Employees’ road in seeking to sue their employers for violations of the Fair Labor Standards Act just got substantially rockier, thanks to two U.S. Supreme Court decisions issued at the end of the 2017-2018 term. Here are the highlights.

Case No. 1: FLSA exemptions. Encino Motors, LLC v. Navarro (No. 16-1362, 2018) addressed whether service advisors at car dealerships were exempt employees. The appellate court took the traditional route and ruled that FLSA exemptions should be interpreted narrowly. The Supreme Court disagreed and reversed the appellate court’s decision.

According to the court, since the FLSA doesn’t say that exemptions should be construed narrowly, they should, instead, be given a fair reading. A fair reading depends on the context, the court noted.

Key: Exemptions must be weighed as part of the law’s overall approach to overtime pay. Not a slam dunk: While it may now be theoretically easier to classify employees as exempt, the criteria for the white-collar exemptions, and the cost of noncompliance (i.e., back pay and liquidated damages), haven’t changed.

In addition, the decision will have no impact on state law. Boomerang effect: Since state wage and hour laws are unaffected by Encino Motors, you should anticipate more lawsuits brought in state court.

THE TAKEAWAY: It will take time for lower federal courts to establish new parameters for evaluating employees’ exempt status, so this area of the law will probably remain unsettled for some time. And remember, you still bear the burden of proving that your employees are exempt.

Case No. 2: Arbitration of FLSA claims. Epic Systems Corp. v. Lewis (No. 16-285, 2018) consolidated three lower court cases. The issue the Supreme Court addressed was whether, under the Federal Arbitration Act, employees could be compelled to arbitrate their cases individually, instead of bringing class-action lawsuits against their employers. Technically, these arbitration clauses are called class-action waivers. The court ruled that class-action waivers are valid.

Each case involved FLSA violations. In each case, employers and employees entered into contracts that provided for individual arbitration proceedings to resolve disputes. Regardless, employees brought class-action lawsuits against their employers. Two appellate courts ruled for employees. The Supreme Court reversed those two decisions.

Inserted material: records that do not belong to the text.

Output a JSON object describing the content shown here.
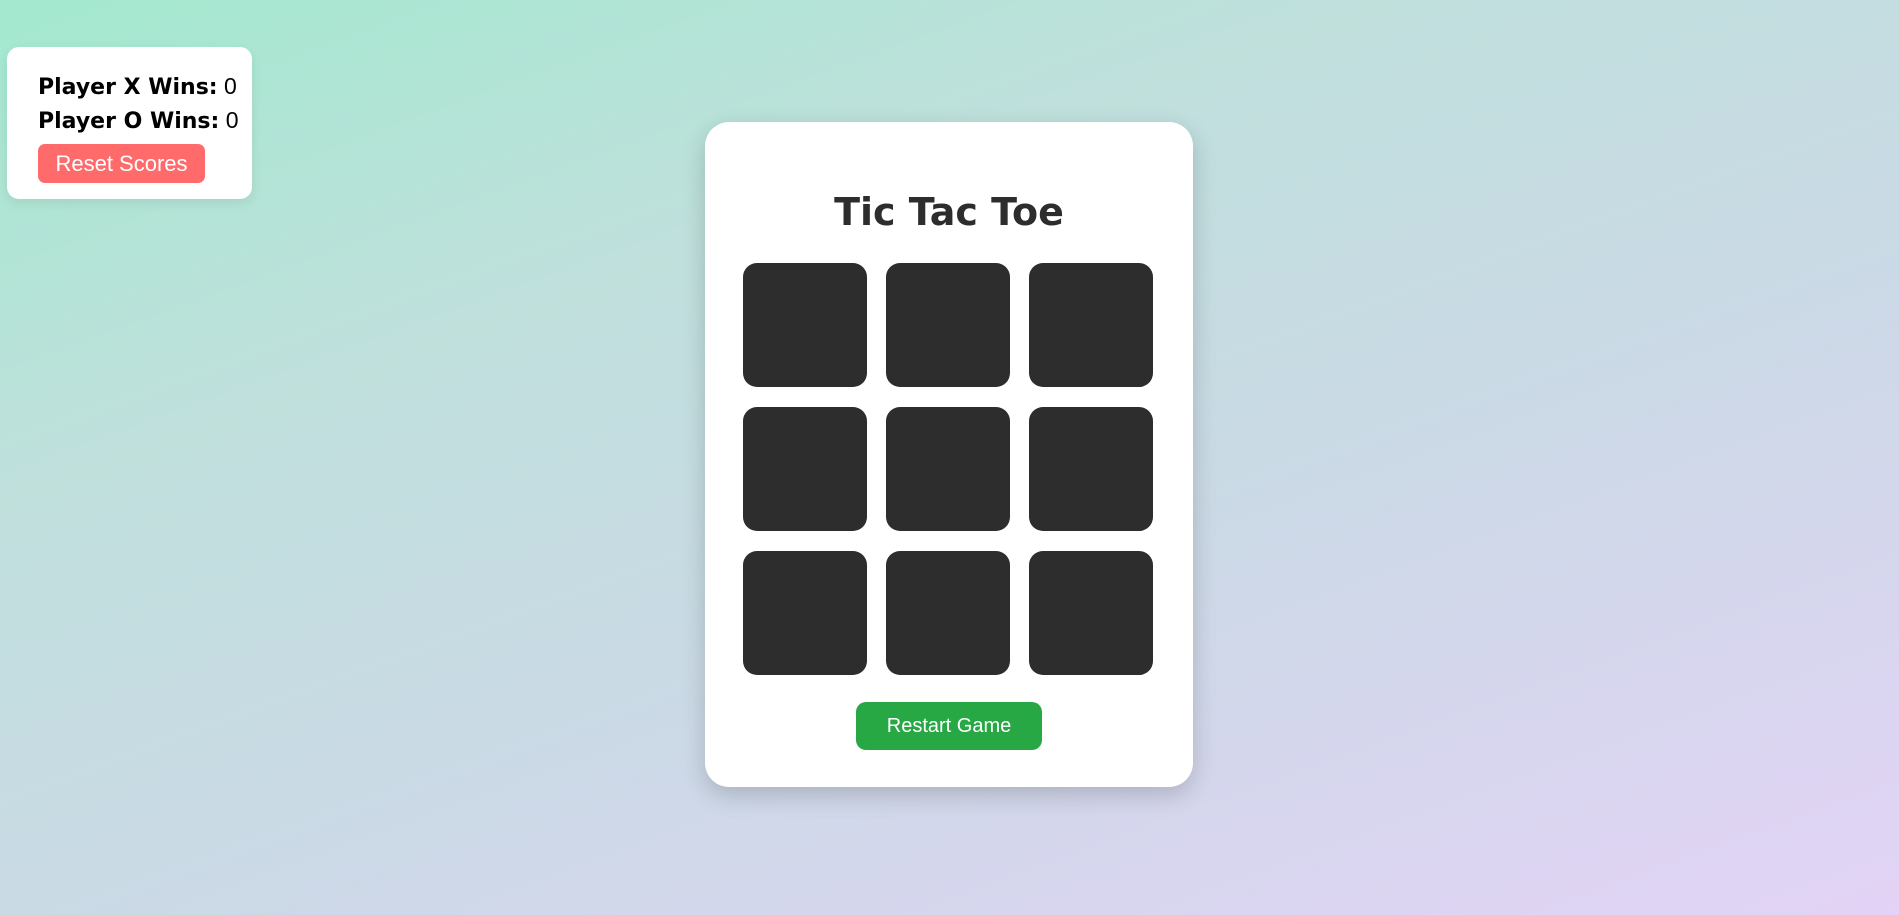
{
  "scoreboard": {
    "player_x_label": "Player X Wins:",
    "player_x_wins": "0",
    "player_o_label": "Player O Wins:",
    "player_o_wins": "0",
    "reset_label": "Reset Scores"
  },
  "game": {
    "title": "Tic Tac Toe",
    "cells": [
      "",
      "",
      "",
      "",
      "",
      "",
      "",
      "",
      ""
    ],
    "restart_label": "Restart Game"
  },
  "colors": {
    "reset_button": "#ff6b6b",
    "restart_button": "#28a745",
    "cell": "#2d2d2d"
  }
}
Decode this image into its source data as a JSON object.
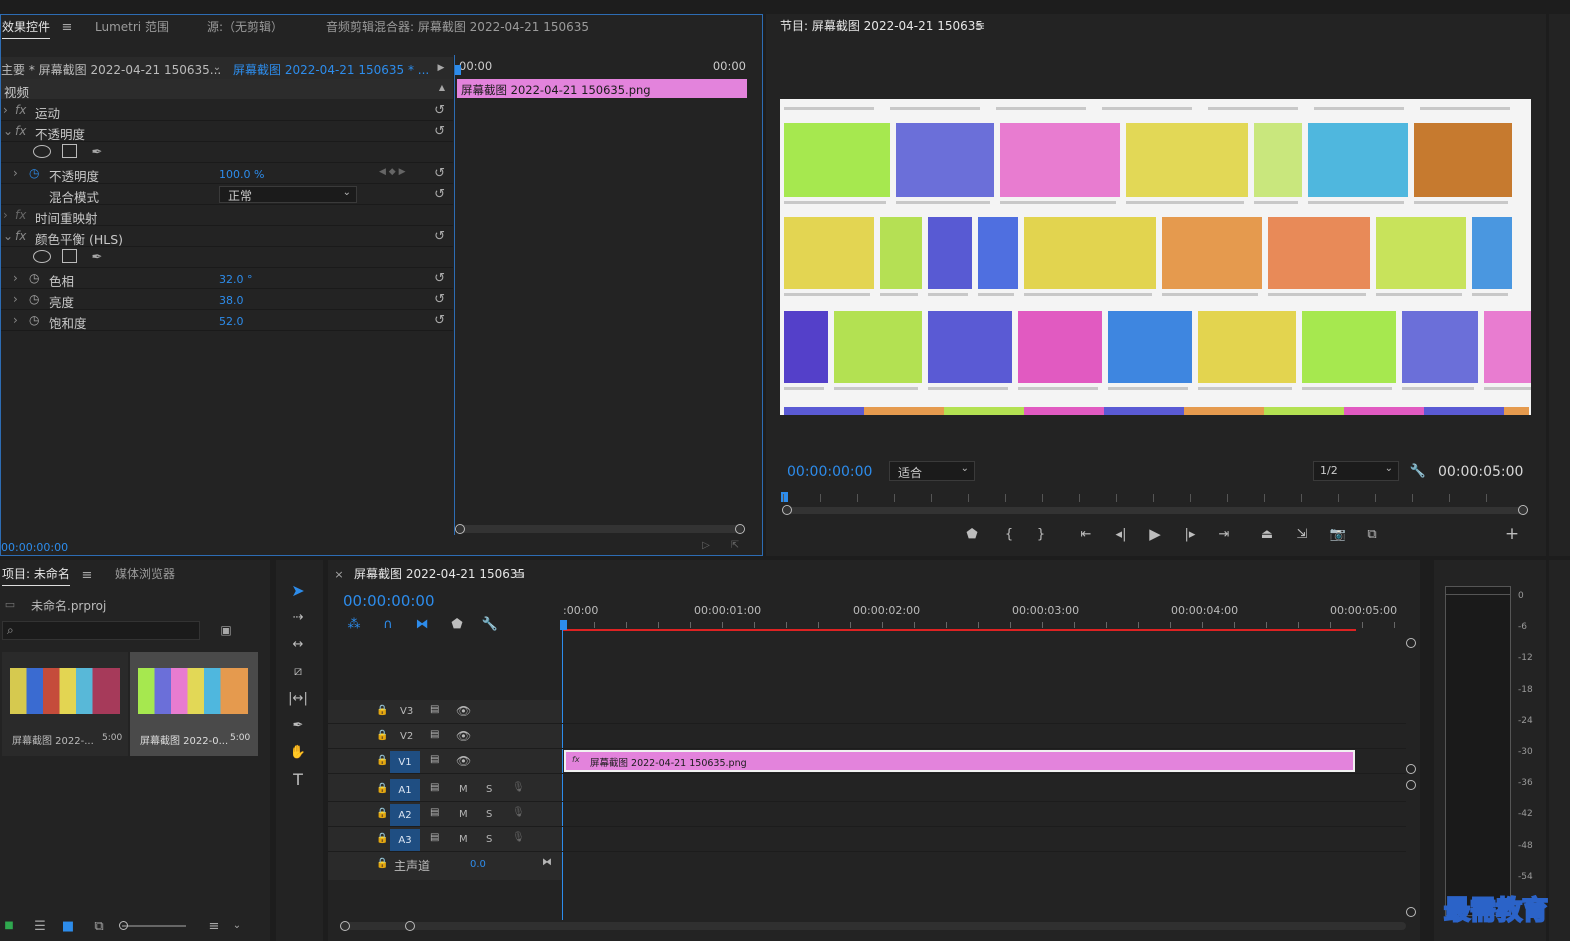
{
  "effect_controls": {
    "tabs": [
      "效果控件",
      "Lumetri 范围",
      "源:（无剪辑）",
      "音频剪辑混合器: 屏幕截图 2022-04-21 150635"
    ],
    "master_label": "主要 * 屏幕截图 2022-04-21 150635...",
    "clip_label": "屏幕截图 2022-04-21 150635 * ...",
    "section_video": "视频",
    "effects": {
      "motion": "运动",
      "opacity": "不透明度",
      "opacity_prop": "不透明度",
      "opacity_value": "100.0 %",
      "blend_mode_label": "混合模式",
      "blend_mode_value": "正常",
      "time_remap": "时间重映射",
      "color_balance": "颜色平衡 (HLS)",
      "hue": "色相",
      "hue_value": "32.0 °",
      "lightness": "亮度",
      "lightness_value": "38.0",
      "saturation": "饱和度",
      "saturation_value": "52.0"
    },
    "mini_timeline": {
      "start": "00:00",
      "end": "00:00",
      "clip": "屏幕截图 2022-04-21 150635.png"
    },
    "timecode": "00:00:00:00"
  },
  "program_monitor": {
    "title": "节目: 屏幕截图 2022-04-21 150635",
    "timecode": "00:00:00:00",
    "fit": "适合",
    "resolution": "1/2",
    "duration": "00:00:05:00",
    "preview_colors": [
      "#a6e84f",
      "#6b6fd9",
      "#e87cd0",
      "#e2d856",
      "#c9e77d",
      "#4fb7de",
      "#c67a2f",
      "#e3d552",
      "#b5e054",
      "#585ad3",
      "#4f6fe0",
      "#e2d44f",
      "#e59a4e",
      "#e88a58",
      "#c8e35b",
      "#4a97e0",
      "#5440c9",
      "#b3e152",
      "#5a5ad4",
      "#e15ac1",
      "#3e86e0",
      "#e3d44f"
    ]
  },
  "project": {
    "tabs": [
      "项目: 未命名",
      "媒体浏览器"
    ],
    "file": "未命名.prproj",
    "items": [
      {
        "name": "屏幕截图 2022-...",
        "duration": "5:00"
      },
      {
        "name": "屏幕截图 2022-0...",
        "duration": "5:00"
      }
    ]
  },
  "timeline": {
    "title": "屏幕截图 2022-04-21 150635",
    "timecode": "00:00:00:00",
    "ruler": [
      ":00:00",
      "00:00:01:00",
      "00:00:02:00",
      "00:00:03:00",
      "00:00:04:00",
      "00:00:05:00"
    ],
    "tracks_video": [
      "V3",
      "V2",
      "V1"
    ],
    "tracks_audio": [
      "A1",
      "A2",
      "A3"
    ],
    "mute": "M",
    "solo": "S",
    "master_track": "主声道",
    "master_value": "0.0",
    "clip": "屏幕截图 2022-04-21 150635.png"
  },
  "meter": {
    "labels": [
      "0",
      "-6",
      "-12",
      "-18",
      "-24",
      "-30",
      "-36",
      "-42",
      "-48",
      "-54"
    ]
  },
  "watermark": "最需教育",
  "accent": "#2d8ceb",
  "clip_color": "#e383dc"
}
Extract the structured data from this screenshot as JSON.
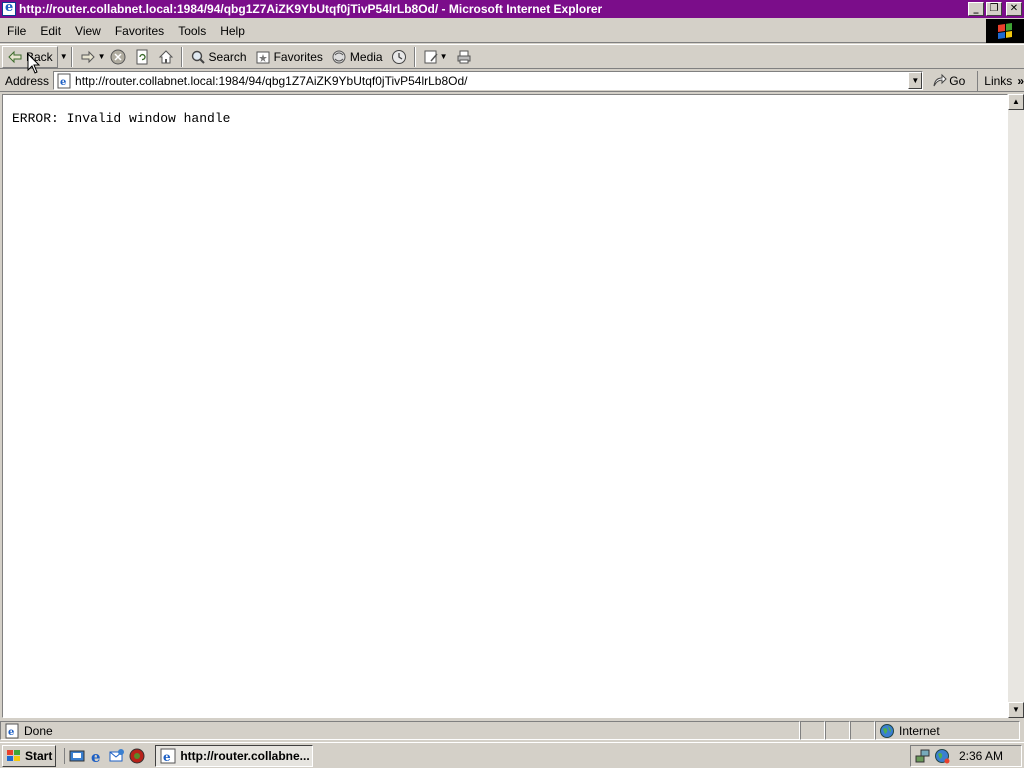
{
  "window": {
    "title": "http://router.collabnet.local:1984/94/qbg1Z7AiZK9YbUtqf0jTivP54lrLb8Od/ - Microsoft Internet Explorer",
    "app_icon": "ie-icon",
    "controls": {
      "minimize": "_",
      "maximize": "❐",
      "close": "✕"
    }
  },
  "menu": {
    "items": [
      "File",
      "Edit",
      "View",
      "Favorites",
      "Tools",
      "Help"
    ]
  },
  "toolbar": {
    "back_label": "Back",
    "search_label": "Search",
    "favorites_label": "Favorites",
    "media_label": "Media"
  },
  "address": {
    "label": "Address",
    "url": "http://router.collabnet.local:1984/94/qbg1Z7AiZK9YbUtqf0jTivP54lrLb8Od/",
    "go_label": "Go",
    "links_label": "Links",
    "links_chevron": "»"
  },
  "content": {
    "error_message": "ERROR: Invalid window handle"
  },
  "statusbar": {
    "status_text": "Done",
    "zone_text": "Internet"
  },
  "taskbar": {
    "start_label": "Start",
    "task_label": "http://router.collabne...",
    "clock": "2:36 AM"
  },
  "colors": {
    "titlebar_bg": "#7b0d8a",
    "chrome_bg": "#d4d0c8",
    "content_bg": "#ffffff"
  }
}
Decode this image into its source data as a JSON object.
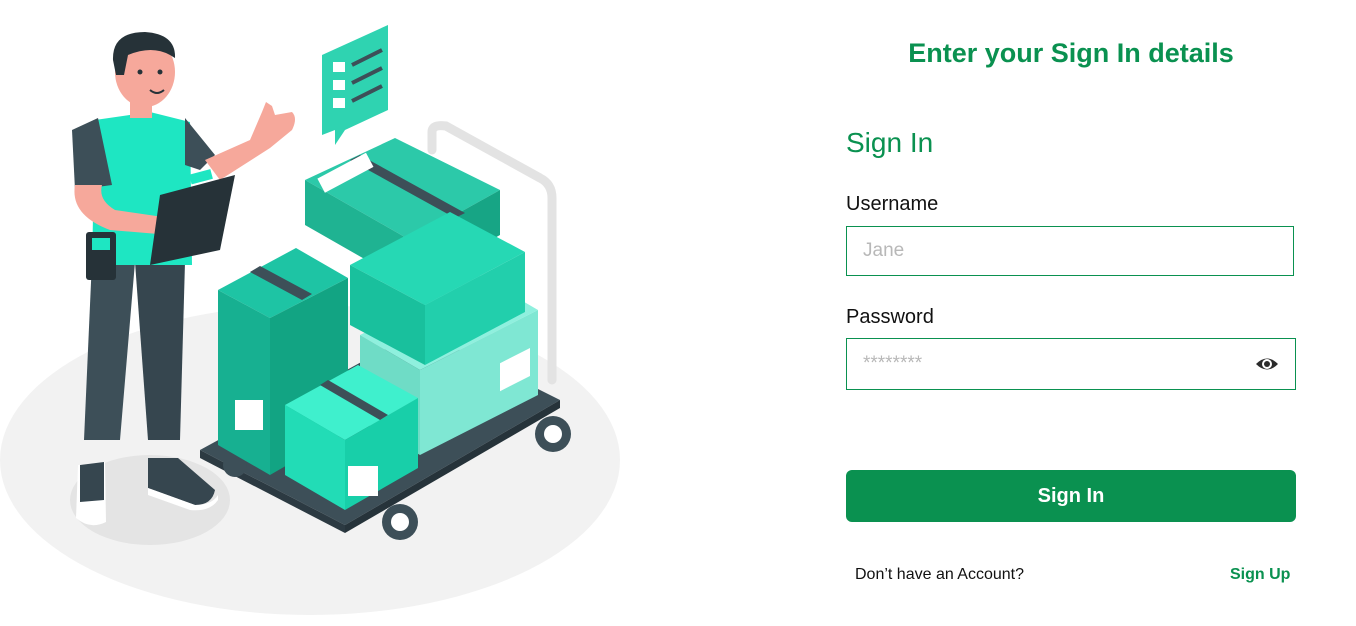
{
  "colors": {
    "brand_green": "#0a9150",
    "box_teal": "#1ec4a4"
  },
  "header": {
    "title": "Enter your Sign In details"
  },
  "form": {
    "section_title": "Sign In",
    "username_label": "Username",
    "username_placeholder": "Jane",
    "username_value": "",
    "password_label": "Password",
    "password_placeholder": "********",
    "password_value": "",
    "password_toggle_icon": "eye-icon",
    "submit_label": "Sign In"
  },
  "footer": {
    "prompt": "Don’t have an Account?",
    "signup_label": "Sign Up"
  }
}
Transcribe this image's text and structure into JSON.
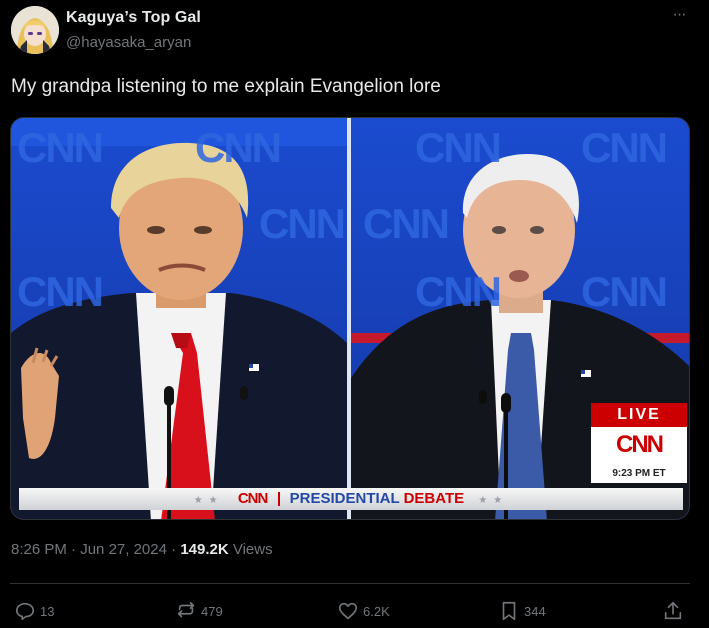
{
  "author": {
    "display_name": "Kaguya’s Top Gal",
    "handle": "@hayasaka_aryan"
  },
  "more_label": "···",
  "tweet_text": "My grandpa listening to me explain Evangelion lore",
  "media": {
    "background_watermark": "CNN",
    "live_label": "LIVE",
    "network_logo": "CNN",
    "time": "9:23 PM ET",
    "lower_third": {
      "network": "CNN",
      "title": "PRESIDENTIAL",
      "subtitle": "DEBATE"
    }
  },
  "meta": {
    "time": "8:26 PM",
    "separator": " · ",
    "date": "Jun 27, 2024",
    "views_count": "149.2K",
    "views_label": "Views"
  },
  "actions": {
    "replies": "13",
    "reposts": "479",
    "likes": "6.2K",
    "bookmarks": "344"
  },
  "colors": {
    "background": "#000000",
    "text": "#e7e9ea",
    "muted": "#71767b",
    "cnn_red": "#cc0000",
    "cnn_blue": "#1a45c0"
  },
  "icons": [
    "avatar",
    "more-icon",
    "reply-icon",
    "repost-icon",
    "like-icon",
    "bookmark-icon",
    "share-icon",
    "flag-pin-icon",
    "microphone-icon"
  ]
}
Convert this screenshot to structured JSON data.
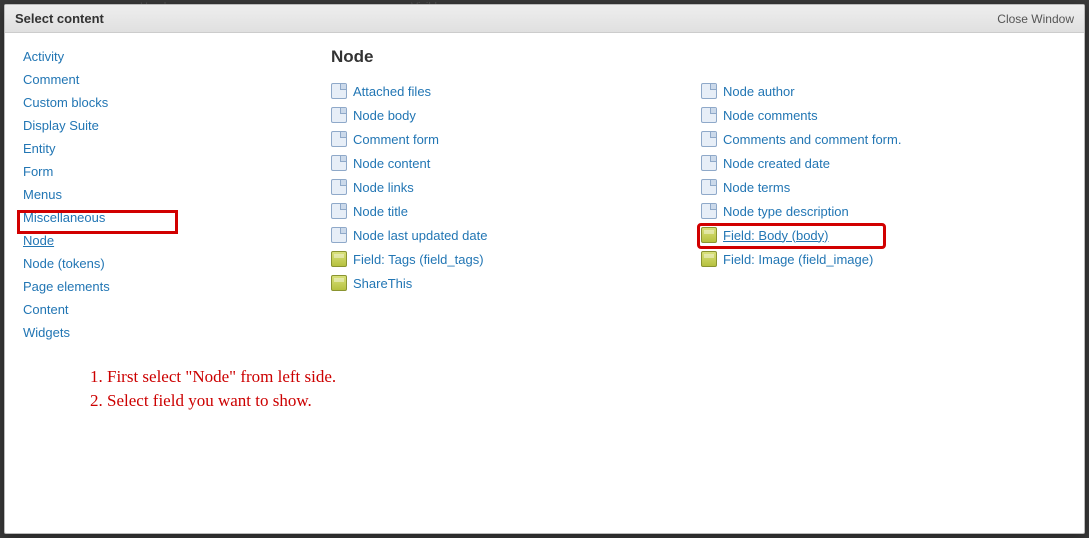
{
  "bg_hint_left": "Header",
  "bg_hint_right": "Visible",
  "header": {
    "title": "Select content",
    "close": "Close Window"
  },
  "sidebar": {
    "items": [
      {
        "label": "Activity"
      },
      {
        "label": "Comment"
      },
      {
        "label": "Custom blocks"
      },
      {
        "label": "Display Suite"
      },
      {
        "label": "Entity"
      },
      {
        "label": "Form"
      },
      {
        "label": "Menus"
      },
      {
        "label": "Miscellaneous"
      },
      {
        "label": "Node",
        "active": true
      },
      {
        "label": "Node (tokens)"
      },
      {
        "label": "Page elements"
      },
      {
        "label": "Content"
      },
      {
        "label": "Widgets"
      }
    ]
  },
  "main": {
    "heading": "Node",
    "col1": [
      {
        "icon": "doc",
        "label": "Attached files"
      },
      {
        "icon": "doc",
        "label": "Node body"
      },
      {
        "icon": "doc",
        "label": "Comment form"
      },
      {
        "icon": "doc",
        "label": "Node content"
      },
      {
        "icon": "doc",
        "label": "Node links"
      },
      {
        "icon": "doc",
        "label": "Node title"
      },
      {
        "icon": "doc",
        "label": "Node last updated date"
      },
      {
        "icon": "box",
        "label": "Field: Tags (field_tags)"
      },
      {
        "icon": "box",
        "label": "ShareThis"
      }
    ],
    "col2": [
      {
        "icon": "doc",
        "label": "Node author"
      },
      {
        "icon": "doc",
        "label": "Node comments"
      },
      {
        "icon": "doc",
        "label": "Comments and comment form."
      },
      {
        "icon": "doc",
        "label": "Node created date"
      },
      {
        "icon": "doc",
        "label": "Node terms"
      },
      {
        "icon": "doc",
        "label": "Node type description"
      },
      {
        "icon": "box",
        "label": "Field: Body (body)",
        "underlined": true
      },
      {
        "icon": "box",
        "label": "Field: Image (field_image)"
      }
    ]
  },
  "annotations": {
    "line1": "1. First select \"Node\" from left side.",
    "line2": "2. Select field you want to show."
  }
}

Supreme Court: The FAA doesn’t override the FLSA. The FLSA does permit collective actions by employees, but there’s no suggestion that it overrides the FAA.

THE TAKEAWAY: Requiring employees to arbitrate FLSA or other workplace disputes is OK, but doing so won’t bind the Department of Labor, which can still enforce the law on employees’ behalf.

The general rule is that employees must affirmatively consent to arbitration, so including these clauses in job applications or employee handbooks may not be enough. Better: Employees should separately consent to arbitration. You should also ensure that your agreement fits your business—there is no one-size-fits-all solution. You’ll need to be particular, so advice from legal counsel is recommended. Finally, you should consider how arbitration will affect your ability to recruit and retain top talent.